── Provided information

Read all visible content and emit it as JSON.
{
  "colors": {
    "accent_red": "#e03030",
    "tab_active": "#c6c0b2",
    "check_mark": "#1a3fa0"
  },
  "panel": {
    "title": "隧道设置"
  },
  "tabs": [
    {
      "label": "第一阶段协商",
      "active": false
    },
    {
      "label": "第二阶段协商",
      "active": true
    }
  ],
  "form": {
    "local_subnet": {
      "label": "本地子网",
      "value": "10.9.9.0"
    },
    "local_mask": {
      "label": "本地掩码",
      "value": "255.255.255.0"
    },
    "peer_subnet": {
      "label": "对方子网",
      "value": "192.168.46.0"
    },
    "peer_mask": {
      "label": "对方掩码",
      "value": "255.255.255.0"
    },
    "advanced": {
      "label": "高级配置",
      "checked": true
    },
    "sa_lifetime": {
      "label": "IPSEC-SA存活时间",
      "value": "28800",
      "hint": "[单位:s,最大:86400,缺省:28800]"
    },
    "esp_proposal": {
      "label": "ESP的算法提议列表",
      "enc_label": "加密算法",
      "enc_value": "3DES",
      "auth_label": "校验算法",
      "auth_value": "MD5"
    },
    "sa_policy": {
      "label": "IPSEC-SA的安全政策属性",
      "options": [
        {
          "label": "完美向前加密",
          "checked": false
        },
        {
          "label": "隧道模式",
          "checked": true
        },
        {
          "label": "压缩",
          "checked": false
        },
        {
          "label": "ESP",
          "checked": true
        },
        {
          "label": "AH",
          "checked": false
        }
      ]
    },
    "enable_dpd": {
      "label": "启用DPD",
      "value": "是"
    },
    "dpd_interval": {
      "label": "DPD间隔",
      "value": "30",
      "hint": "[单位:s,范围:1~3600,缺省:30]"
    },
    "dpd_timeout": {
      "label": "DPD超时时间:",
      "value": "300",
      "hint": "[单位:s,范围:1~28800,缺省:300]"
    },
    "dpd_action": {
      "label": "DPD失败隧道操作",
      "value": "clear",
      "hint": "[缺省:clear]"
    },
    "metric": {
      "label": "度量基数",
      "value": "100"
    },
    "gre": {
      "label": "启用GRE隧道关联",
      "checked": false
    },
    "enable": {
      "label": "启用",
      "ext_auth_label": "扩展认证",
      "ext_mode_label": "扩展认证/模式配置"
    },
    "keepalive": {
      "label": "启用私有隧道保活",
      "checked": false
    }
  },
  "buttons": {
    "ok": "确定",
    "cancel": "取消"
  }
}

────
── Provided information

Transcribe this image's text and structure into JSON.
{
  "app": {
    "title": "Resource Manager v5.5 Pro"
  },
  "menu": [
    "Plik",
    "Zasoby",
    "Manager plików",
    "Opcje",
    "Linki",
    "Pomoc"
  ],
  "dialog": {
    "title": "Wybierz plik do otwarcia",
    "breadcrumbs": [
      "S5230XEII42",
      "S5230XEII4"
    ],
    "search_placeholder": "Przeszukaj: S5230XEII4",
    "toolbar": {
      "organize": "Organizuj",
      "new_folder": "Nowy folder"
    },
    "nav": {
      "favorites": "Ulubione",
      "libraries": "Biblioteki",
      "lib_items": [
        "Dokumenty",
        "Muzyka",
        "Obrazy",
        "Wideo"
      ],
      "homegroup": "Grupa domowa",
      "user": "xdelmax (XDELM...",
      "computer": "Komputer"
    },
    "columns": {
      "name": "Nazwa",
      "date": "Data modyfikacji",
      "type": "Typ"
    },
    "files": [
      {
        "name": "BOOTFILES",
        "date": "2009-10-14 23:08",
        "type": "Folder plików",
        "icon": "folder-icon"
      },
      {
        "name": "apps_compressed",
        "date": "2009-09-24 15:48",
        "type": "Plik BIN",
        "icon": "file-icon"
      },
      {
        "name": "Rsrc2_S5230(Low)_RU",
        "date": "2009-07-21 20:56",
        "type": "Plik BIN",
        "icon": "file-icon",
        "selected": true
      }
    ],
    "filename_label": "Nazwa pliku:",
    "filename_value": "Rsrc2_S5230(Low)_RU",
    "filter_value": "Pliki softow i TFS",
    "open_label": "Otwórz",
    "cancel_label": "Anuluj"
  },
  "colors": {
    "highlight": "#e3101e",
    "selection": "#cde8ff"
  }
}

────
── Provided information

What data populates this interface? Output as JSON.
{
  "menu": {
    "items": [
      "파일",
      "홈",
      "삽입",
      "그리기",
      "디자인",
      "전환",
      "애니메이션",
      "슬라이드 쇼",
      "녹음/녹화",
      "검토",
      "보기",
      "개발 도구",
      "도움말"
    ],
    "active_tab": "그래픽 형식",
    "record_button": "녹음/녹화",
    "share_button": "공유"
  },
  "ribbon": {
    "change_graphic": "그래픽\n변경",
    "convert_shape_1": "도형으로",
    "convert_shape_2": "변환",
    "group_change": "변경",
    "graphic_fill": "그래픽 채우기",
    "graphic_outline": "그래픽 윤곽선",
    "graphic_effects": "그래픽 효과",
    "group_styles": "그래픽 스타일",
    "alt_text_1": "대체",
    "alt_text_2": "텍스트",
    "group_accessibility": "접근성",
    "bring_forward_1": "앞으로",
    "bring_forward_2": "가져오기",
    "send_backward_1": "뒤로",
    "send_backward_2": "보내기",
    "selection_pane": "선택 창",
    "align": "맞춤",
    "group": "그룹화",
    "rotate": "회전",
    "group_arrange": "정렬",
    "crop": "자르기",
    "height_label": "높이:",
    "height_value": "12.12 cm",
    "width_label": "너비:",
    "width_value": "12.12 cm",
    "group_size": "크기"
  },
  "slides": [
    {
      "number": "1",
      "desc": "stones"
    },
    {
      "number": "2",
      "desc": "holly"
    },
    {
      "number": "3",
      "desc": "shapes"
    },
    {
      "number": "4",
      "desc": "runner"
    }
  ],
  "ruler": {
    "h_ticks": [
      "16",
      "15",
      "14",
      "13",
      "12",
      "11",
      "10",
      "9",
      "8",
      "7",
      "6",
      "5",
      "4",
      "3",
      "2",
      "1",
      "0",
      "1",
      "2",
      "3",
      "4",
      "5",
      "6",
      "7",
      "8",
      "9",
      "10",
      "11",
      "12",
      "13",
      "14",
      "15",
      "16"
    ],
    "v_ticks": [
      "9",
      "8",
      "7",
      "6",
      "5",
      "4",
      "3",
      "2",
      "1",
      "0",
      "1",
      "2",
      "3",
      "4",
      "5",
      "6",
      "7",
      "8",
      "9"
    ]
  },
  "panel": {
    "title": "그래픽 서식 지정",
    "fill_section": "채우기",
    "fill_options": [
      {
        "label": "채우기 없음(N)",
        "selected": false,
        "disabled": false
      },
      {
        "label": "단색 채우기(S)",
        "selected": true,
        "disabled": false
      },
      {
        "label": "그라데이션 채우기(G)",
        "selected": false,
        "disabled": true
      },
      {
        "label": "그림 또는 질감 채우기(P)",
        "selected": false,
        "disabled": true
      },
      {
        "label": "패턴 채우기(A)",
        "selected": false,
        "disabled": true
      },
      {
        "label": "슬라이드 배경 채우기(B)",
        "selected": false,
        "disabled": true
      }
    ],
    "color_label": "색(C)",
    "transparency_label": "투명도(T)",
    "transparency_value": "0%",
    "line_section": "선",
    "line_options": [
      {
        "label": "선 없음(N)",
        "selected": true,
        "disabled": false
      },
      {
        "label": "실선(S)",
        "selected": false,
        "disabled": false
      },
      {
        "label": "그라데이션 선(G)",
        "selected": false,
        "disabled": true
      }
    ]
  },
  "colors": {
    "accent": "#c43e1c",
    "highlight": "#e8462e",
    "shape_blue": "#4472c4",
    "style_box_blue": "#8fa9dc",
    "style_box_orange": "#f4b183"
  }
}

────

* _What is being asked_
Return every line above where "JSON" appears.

* _Reply_
Read all visible content and emit it as JSON.
Transcribe this image's text and structure into JSON.
What data populates this interface? Output as JSON.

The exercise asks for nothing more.